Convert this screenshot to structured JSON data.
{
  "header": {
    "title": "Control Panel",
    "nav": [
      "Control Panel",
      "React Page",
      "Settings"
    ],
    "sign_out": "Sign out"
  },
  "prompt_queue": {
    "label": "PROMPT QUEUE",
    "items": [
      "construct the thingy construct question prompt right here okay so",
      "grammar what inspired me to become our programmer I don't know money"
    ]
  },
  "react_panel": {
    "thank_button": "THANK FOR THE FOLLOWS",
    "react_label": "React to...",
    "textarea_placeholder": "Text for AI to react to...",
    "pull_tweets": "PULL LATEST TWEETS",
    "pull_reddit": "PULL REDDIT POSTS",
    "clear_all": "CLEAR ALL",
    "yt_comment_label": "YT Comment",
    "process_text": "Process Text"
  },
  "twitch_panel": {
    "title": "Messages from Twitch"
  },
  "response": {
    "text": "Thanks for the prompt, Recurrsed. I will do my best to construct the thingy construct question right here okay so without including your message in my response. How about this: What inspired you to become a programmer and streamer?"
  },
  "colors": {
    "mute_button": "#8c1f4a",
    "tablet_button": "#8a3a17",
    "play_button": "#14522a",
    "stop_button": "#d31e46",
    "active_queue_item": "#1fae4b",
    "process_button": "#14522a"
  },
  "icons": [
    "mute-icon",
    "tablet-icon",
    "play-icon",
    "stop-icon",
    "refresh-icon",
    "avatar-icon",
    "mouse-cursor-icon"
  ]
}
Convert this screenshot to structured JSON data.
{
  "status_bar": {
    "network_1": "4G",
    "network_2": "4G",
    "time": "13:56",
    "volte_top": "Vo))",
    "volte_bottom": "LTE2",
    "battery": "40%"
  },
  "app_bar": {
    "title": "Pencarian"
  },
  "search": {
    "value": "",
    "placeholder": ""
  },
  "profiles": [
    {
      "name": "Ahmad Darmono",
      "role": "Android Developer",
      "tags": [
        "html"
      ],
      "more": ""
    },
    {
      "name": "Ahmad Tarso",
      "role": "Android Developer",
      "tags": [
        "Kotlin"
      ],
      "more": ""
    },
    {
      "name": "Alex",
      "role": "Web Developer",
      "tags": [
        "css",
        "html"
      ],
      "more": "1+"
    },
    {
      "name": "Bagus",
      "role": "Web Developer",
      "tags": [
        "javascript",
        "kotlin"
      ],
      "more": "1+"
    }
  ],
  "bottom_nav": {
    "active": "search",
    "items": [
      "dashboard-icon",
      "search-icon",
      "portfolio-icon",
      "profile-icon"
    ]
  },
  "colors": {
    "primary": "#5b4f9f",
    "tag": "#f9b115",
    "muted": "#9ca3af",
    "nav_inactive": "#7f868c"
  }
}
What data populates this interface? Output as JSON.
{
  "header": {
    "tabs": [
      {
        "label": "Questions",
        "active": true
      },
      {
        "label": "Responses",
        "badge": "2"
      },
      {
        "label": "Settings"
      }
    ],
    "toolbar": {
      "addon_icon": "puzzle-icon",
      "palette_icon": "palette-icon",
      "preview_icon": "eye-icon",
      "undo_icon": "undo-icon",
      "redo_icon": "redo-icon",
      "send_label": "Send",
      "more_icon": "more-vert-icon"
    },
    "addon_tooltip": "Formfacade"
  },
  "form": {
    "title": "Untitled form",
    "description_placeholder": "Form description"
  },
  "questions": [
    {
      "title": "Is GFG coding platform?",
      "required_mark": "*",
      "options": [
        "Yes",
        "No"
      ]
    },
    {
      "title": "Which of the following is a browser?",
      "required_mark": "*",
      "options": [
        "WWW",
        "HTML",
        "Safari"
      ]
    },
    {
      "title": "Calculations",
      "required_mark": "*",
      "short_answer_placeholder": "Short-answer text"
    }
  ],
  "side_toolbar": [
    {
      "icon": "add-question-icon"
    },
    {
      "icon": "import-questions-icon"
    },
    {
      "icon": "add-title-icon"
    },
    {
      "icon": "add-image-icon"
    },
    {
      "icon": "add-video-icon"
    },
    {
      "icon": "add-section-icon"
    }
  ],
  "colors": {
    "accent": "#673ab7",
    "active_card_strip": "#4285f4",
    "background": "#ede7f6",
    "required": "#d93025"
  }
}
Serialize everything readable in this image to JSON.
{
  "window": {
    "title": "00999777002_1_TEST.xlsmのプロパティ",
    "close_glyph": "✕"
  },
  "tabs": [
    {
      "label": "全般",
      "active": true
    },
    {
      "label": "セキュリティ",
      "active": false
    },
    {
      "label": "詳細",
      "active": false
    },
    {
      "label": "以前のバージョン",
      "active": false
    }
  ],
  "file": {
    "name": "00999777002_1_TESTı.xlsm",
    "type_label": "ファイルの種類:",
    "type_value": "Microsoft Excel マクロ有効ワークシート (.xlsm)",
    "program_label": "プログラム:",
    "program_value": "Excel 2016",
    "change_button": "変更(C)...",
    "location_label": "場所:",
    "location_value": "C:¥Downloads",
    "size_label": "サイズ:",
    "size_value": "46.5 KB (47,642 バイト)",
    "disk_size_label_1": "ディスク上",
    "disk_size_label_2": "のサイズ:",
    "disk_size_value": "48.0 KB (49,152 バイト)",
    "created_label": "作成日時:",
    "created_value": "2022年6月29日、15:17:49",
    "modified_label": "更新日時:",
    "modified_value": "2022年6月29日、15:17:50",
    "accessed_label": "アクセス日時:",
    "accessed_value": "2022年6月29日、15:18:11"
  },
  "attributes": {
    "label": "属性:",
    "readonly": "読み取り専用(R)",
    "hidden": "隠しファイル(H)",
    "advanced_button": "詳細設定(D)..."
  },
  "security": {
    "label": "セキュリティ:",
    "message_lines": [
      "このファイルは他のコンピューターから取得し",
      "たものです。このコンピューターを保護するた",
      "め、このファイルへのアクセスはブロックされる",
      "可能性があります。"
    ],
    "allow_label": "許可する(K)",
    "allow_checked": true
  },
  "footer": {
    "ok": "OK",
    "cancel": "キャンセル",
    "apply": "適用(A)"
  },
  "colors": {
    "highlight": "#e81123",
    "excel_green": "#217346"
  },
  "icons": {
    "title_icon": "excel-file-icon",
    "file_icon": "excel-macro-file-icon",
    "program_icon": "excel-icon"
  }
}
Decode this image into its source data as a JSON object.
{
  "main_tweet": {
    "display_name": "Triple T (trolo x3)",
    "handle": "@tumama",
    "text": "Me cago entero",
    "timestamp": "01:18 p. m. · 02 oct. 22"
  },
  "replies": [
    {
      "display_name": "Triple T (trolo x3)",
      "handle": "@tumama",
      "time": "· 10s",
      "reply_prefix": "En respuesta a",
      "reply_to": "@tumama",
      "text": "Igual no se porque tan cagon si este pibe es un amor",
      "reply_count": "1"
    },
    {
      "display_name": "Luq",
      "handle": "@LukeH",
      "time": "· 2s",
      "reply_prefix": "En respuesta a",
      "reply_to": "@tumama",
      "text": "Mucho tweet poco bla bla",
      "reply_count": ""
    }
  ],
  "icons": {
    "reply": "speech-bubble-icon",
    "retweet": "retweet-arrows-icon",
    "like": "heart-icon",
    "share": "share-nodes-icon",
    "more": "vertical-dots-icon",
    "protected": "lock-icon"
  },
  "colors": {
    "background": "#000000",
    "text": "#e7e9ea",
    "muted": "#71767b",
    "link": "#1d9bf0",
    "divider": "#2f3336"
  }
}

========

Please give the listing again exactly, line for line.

Convert this screenshot to structured JSON data.
{
  "header": {
    "title": "Control Panel",
    "nav": [
      "Control Panel",
      "React Page",
      "Settings"
    ],
    "sign_out": "Sign out"
  },
  "prompt_queue": {
    "label": "PROMPT QUEUE",
    "items": [
      "construct the thingy construct question prompt right here okay so",
      "grammar what inspired me to become our programmer I don't know money"
    ]
  },
  "react_panel": {
    "thank_button": "THANK FOR THE FOLLOWS",
    "react_label": "React to...",
    "textarea_placeholder": "Text for AI to react to...",
    "pull_tweets": "PULL LATEST TWEETS",
    "pull_reddit": "PULL REDDIT POSTS",
    "clear_all": "CLEAR ALL",
    "yt_comment_label": "YT Comment",
    "process_text": "Process Text"
  },
  "twitch_panel": {
    "title": "Messages from Twitch"
  },
  "response": {
    "text": "Thanks for the prompt, Recurrsed. I will do my best to construct the thingy construct question right here okay so without including your message in my response. How about this: What inspired you to become a programmer and streamer?"
  },
  "colors": {
    "mute_button": "#8c1f4a",
    "tablet_button": "#8a3a17",
    "play_button": "#14522a",
    "stop_button": "#d31e46",
    "active_queue_item": "#1fae4b",
    "process_button": "#14522a"
  },
  "icons": [
    "mute-icon",
    "tablet-icon",
    "play-icon",
    "stop-icon",
    "refresh-icon",
    "avatar-icon",
    "mouse-cursor-icon"
  ]
}
Convert this screenshot to structured JSON data.
{
  "status_bar": {
    "network_1": "4G",
    "network_2": "4G",
    "time": "13:56",
    "volte_top": "Vo))",
    "volte_bottom": "LTE2",
    "battery": "40%"
  },
  "app_bar": {
    "title": "Pencarian"
  },
  "search": {
    "value": "",
    "placeholder": ""
  },
  "profiles": [
    {
      "name": "Ahmad Darmono",
      "role": "Android Developer",
      "tags": [
        "html"
      ],
      "more": ""
    },
    {
      "name": "Ahmad Tarso",
      "role": "Android Developer",
      "tags": [
        "Kotlin"
      ],
      "more": ""
    },
    {
      "name": "Alex",
      "role": "Web Developer",
      "tags": [
        "css",
        "html"
      ],
      "more": "1+"
    },
    {
      "name": "Bagus",
      "role": "Web Developer",
      "tags": [
        "javascript",
        "kotlin"
      ],
      "more": "1+"
    }
  ],
  "bottom_nav": {
    "active": "search",
    "items": [
      "dashboard-icon",
      "search-icon",
      "portfolio-icon",
      "profile-icon"
    ]
  },
  "colors": {
    "primary": "#5b4f9f",
    "tag": "#f9b115",
    "muted": "#9ca3af",
    "nav_inactive": "#7f868c"
  }
}
What data populates this interface? Output as JSON.
{
  "header": {
    "tabs": [
      {
        "label": "Questions",
        "active": true
      },
      {
        "label": "Responses",
        "badge": "2"
      },
      {
        "label": "Settings"
      }
    ],
    "toolbar": {
      "addon_icon": "puzzle-icon",
      "palette_icon": "palette-icon",
      "preview_icon": "eye-icon",
      "undo_icon": "undo-icon",
      "redo_icon": "redo-icon",
      "send_label": "Send",
      "more_icon": "more-vert-icon"
    },
    "addon_tooltip": "Formfacade"
  },
  "form": {
    "title": "Untitled form",
    "description_placeholder": "Form description"
  },
  "questions": [
    {
      "title": "Is GFG coding platform?",
      "required_mark": "*",
      "options": [
        "Yes",
        "No"
      ]
    },
    {
      "title": "Which of the following is a browser?",
      "required_mark": "*",
      "options": [
        "WWW",
        "HTML",
        "Safari"
      ]
    },
    {
      "title": "Calculations",
      "required_mark": "*",
      "short_answer_placeholder": "Short-answer text"
    }
  ],
  "side_toolbar": [
    {
      "icon": "add-question-icon"
    },
    {
      "icon": "import-questions-icon"
    },
    {
      "icon": "add-title-icon"
    },
    {
      "icon": "add-image-icon"
    },
    {
      "icon": "add-video-icon"
    },
    {
      "icon": "add-section-icon"
    }
  ],
  "colors": {
    "accent": "#673ab7",
    "active_card_strip": "#4285f4",
    "background": "#ede7f6",
    "required": "#d93025"
  }
}
Serialize everything readable in this image to JSON.
{
  "window": {
    "title": "00999777002_1_TEST.xlsmのプロパティ",
    "close_glyph": "✕"
  },
  "tabs": [
    {
      "label": "全般",
      "active": true
    },
    {
      "label": "セキュリティ",
      "active": false
    },
    {
      "label": "詳細",
      "active": false
    },
    {
      "label": "以前のバージョン",
      "active": false
    }
  ],
  "file": {
    "name": "00999777002_1_TESTı.xlsm",
    "type_label": "ファイルの種類:",
    "type_value": "Microsoft Excel マクロ有効ワークシート (.xlsm)",
    "program_label": "プログラム:",
    "program_value": "Excel 2016",
    "change_button": "変更(C)...",
    "location_label": "場所:",
    "location_value": "C:¥Downloads",
    "size_label": "サイズ:",
    "size_value": "46.5 KB (47,642 バイト)",
    "disk_size_label_1": "ディスク上",
    "disk_size_label_2": "のサイズ:",
    "disk_size_value": "48.0 KB (49,152 バイト)",
    "created_label": "作成日時:",
    "created_value": "2022年6月29日、15:17:49",
    "modified_label": "更新日時:",
    "modified_value": "2022年6月29日、15:17:50",
    "accessed_label": "アクセス日時:",
    "accessed_value": "2022年6月29日、15:18:11"
  },
  "attributes": {
    "label": "属性:",
    "readonly": "読み取り専用(R)",
    "hidden": "隠しファイル(H)",
    "advanced_button": "詳細設定(D)..."
  },
  "security": {
    "label": "セキュリティ:",
    "message_lines": [
      "このファイルは他のコンピューターから取得し",
      "たものです。このコンピューターを保護するた",
      "め、このファイルへのアクセスはブロックされる",
      "可能性があります。"
    ],
    "allow_label": "許可する(K)",
    "allow_checked": true
  },
  "footer": {
    "ok": "OK",
    "cancel": "キャンセル",
    "apply": "適用(A)"
  },
  "colors": {
    "highlight": "#e81123",
    "excel_green": "#217346"
  },
  "icons": {
    "title_icon": "excel-file-icon",
    "file_icon": "excel-macro-file-icon",
    "program_icon": "excel-icon"
  }
}
Decode this image into its source data as a JSON object.
{
  "main_tweet": {
    "display_name": "Triple T (trolo x3)",
    "handle": "@tumama",
    "text": "Me cago entero",
    "timestamp": "01:18 p. m. · 02 oct. 22"
  },
  "replies": [
    {
      "display_name": "Triple T (trolo x3)",
      "handle": "@tumama",
      "time": "· 10s",
      "reply_prefix": "En respuesta a",
      "reply_to": "@tumama",
      "text": "Igual no se porque tan cagon si este pibe es un amor",
      "reply_count": "1"
    },
    {
      "display_name": "Luq",
      "handle": "@LukeH",
      "time": "· 2s",
      "reply_prefix": "En respuesta a",
      "reply_to": "@tumama",
      "text": "Mucho tweet poco bla bla",
      "reply_count": ""
    }
  ],
  "icons": {
    "reply": "speech-bubble-icon",
    "retweet": "retweet-arrows-icon",
    "like": "heart-icon",
    "share": "share-nodes-icon",
    "more": "vertical-dots-icon",
    "protected": "lock-icon"
  },
  "colors": {
    "background": "#000000",
    "text": "#e7e9ea",
    "muted": "#71767b",
    "link": "#1d9bf0",
    "divider": "#2f3336"
  }
}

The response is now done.